**EXERCISE DIRECTIONS**
Copy out each line below in which the string "print" appears.

☆ ☆ ☆

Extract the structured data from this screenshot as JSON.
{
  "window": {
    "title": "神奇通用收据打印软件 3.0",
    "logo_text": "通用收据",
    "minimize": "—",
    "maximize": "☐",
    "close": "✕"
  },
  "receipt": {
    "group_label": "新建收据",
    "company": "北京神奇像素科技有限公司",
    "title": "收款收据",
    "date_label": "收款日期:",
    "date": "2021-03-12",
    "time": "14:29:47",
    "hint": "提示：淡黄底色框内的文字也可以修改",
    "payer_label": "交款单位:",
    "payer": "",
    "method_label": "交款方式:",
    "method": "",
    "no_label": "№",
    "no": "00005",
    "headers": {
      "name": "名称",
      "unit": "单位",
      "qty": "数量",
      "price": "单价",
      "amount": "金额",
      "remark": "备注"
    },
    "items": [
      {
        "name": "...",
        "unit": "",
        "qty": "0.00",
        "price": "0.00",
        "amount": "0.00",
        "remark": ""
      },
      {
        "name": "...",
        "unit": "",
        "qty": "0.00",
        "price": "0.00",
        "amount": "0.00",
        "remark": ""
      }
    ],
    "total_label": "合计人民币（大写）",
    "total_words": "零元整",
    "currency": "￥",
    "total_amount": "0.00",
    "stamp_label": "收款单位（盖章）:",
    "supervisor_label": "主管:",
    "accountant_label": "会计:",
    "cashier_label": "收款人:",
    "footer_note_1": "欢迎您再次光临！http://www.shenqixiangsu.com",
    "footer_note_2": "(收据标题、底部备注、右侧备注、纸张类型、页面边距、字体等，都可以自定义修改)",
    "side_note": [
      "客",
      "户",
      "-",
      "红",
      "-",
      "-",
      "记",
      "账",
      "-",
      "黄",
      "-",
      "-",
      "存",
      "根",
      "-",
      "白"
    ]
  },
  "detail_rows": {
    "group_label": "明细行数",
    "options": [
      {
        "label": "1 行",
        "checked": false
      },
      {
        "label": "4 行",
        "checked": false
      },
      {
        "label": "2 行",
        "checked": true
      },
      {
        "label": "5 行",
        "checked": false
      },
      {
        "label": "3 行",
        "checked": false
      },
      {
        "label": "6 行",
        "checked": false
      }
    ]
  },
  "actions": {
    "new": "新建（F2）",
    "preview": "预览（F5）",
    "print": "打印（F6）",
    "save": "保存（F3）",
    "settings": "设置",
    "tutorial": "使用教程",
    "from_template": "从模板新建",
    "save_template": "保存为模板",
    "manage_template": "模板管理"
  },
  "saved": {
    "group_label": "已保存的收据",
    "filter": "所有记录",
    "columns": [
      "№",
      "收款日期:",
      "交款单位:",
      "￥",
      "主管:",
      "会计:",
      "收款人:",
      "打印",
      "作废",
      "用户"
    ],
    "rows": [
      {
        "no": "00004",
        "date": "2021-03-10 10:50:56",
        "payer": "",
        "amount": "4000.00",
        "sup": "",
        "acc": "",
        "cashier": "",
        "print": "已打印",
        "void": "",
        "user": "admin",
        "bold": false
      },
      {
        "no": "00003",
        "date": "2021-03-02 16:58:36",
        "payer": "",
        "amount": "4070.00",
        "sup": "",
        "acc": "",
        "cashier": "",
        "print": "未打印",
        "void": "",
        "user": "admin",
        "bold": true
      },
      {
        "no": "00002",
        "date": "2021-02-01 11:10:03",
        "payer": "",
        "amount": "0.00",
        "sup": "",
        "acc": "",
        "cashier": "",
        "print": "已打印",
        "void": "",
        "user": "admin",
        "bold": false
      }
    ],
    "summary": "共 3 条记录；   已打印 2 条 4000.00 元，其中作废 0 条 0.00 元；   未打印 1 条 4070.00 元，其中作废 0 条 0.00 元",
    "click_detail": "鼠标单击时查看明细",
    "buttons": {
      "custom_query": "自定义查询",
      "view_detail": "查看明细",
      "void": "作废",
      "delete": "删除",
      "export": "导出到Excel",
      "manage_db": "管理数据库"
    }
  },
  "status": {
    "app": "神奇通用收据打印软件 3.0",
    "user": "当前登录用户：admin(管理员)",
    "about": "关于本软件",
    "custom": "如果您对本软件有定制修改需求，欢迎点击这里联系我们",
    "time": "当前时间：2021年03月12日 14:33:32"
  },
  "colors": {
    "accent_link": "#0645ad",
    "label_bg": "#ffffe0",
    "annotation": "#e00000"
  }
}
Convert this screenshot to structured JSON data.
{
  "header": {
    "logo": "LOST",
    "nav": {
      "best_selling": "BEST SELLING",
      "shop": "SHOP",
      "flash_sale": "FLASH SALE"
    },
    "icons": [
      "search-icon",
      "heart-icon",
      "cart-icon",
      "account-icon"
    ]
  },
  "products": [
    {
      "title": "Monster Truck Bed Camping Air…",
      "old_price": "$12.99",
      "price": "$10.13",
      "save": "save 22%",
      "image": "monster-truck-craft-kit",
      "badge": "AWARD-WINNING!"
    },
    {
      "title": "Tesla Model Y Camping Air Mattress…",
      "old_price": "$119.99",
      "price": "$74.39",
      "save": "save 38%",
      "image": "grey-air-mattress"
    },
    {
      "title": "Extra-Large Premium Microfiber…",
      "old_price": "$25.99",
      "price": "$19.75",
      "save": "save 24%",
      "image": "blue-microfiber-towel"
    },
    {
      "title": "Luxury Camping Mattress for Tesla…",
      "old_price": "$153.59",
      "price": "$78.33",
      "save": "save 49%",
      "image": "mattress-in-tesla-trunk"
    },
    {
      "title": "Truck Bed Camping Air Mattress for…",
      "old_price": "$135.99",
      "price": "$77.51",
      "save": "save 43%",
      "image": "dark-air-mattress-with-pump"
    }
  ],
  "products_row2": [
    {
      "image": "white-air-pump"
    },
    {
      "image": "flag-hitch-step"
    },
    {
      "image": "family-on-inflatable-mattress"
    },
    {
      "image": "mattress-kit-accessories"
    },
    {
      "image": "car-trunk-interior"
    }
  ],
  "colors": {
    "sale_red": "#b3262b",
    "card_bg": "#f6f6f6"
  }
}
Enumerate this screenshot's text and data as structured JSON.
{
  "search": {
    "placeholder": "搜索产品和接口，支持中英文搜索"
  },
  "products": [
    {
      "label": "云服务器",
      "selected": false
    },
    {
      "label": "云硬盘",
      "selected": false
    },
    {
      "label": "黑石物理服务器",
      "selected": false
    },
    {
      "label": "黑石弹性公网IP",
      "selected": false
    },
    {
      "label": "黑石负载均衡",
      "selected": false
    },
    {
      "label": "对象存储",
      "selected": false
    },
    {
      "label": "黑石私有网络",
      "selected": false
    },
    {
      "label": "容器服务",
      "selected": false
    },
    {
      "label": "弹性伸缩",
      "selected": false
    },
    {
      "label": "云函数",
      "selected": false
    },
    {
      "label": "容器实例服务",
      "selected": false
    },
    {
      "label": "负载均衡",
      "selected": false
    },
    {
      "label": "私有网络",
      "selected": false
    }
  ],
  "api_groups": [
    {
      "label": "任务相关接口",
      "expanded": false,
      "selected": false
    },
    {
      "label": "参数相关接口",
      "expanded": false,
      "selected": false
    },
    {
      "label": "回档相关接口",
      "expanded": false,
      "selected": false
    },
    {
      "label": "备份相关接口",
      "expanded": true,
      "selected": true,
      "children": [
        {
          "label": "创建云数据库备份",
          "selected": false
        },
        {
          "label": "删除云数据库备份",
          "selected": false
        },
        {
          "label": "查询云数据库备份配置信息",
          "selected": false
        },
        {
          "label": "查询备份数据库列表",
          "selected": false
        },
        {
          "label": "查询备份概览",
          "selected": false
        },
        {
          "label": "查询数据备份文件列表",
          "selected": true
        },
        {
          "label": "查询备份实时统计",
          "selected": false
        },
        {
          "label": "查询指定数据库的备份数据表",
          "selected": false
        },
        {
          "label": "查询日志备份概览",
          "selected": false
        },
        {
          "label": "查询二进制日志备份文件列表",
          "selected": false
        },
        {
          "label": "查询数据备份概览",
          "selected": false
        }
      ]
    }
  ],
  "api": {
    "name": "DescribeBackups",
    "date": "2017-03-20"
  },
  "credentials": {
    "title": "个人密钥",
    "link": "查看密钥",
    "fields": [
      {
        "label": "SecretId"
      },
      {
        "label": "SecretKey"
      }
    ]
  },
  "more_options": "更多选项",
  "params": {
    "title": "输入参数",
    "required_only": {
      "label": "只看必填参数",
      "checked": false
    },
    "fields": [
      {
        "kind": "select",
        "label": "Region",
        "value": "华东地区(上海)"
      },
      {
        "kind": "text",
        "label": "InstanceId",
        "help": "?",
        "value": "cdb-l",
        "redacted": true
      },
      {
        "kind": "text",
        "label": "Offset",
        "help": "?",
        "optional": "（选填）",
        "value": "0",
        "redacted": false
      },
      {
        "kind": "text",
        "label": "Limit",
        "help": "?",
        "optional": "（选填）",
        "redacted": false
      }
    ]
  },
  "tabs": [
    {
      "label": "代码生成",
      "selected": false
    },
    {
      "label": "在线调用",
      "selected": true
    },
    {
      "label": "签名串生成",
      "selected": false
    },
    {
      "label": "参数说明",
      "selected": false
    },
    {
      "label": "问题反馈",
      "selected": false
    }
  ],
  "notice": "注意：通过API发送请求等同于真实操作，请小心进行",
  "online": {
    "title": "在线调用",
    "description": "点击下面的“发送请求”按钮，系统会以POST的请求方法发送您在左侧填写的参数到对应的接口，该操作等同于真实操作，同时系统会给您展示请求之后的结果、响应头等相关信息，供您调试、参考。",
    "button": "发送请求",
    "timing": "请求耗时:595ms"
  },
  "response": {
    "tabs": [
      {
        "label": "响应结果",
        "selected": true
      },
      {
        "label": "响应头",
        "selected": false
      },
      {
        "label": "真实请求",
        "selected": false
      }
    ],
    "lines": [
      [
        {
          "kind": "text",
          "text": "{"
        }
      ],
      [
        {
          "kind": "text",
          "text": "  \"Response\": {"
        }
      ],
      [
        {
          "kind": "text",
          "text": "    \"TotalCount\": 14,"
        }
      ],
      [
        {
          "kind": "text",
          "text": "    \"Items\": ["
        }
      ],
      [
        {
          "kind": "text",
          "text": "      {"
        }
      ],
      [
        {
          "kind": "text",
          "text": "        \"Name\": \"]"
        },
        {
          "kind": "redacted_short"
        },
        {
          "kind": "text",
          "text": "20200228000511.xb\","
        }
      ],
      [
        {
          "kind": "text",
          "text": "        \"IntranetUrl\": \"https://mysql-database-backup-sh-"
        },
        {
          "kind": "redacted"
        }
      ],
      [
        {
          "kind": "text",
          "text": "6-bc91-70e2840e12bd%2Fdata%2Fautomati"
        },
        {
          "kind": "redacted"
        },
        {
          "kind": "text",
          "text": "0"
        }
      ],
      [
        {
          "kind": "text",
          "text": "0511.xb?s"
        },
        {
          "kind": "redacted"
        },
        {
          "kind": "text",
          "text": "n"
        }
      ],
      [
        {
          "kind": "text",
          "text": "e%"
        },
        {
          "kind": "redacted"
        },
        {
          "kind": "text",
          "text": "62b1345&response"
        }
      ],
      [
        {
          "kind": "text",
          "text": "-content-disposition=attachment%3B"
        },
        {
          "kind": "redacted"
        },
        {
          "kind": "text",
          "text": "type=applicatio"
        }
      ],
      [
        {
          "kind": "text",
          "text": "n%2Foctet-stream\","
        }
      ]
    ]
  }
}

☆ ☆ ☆

**RESPONSE TO THE EXERCISE**
    "print": "打印（F6）",
        "print": "已打印",
        "print": "未打印",
        "print": "已打印",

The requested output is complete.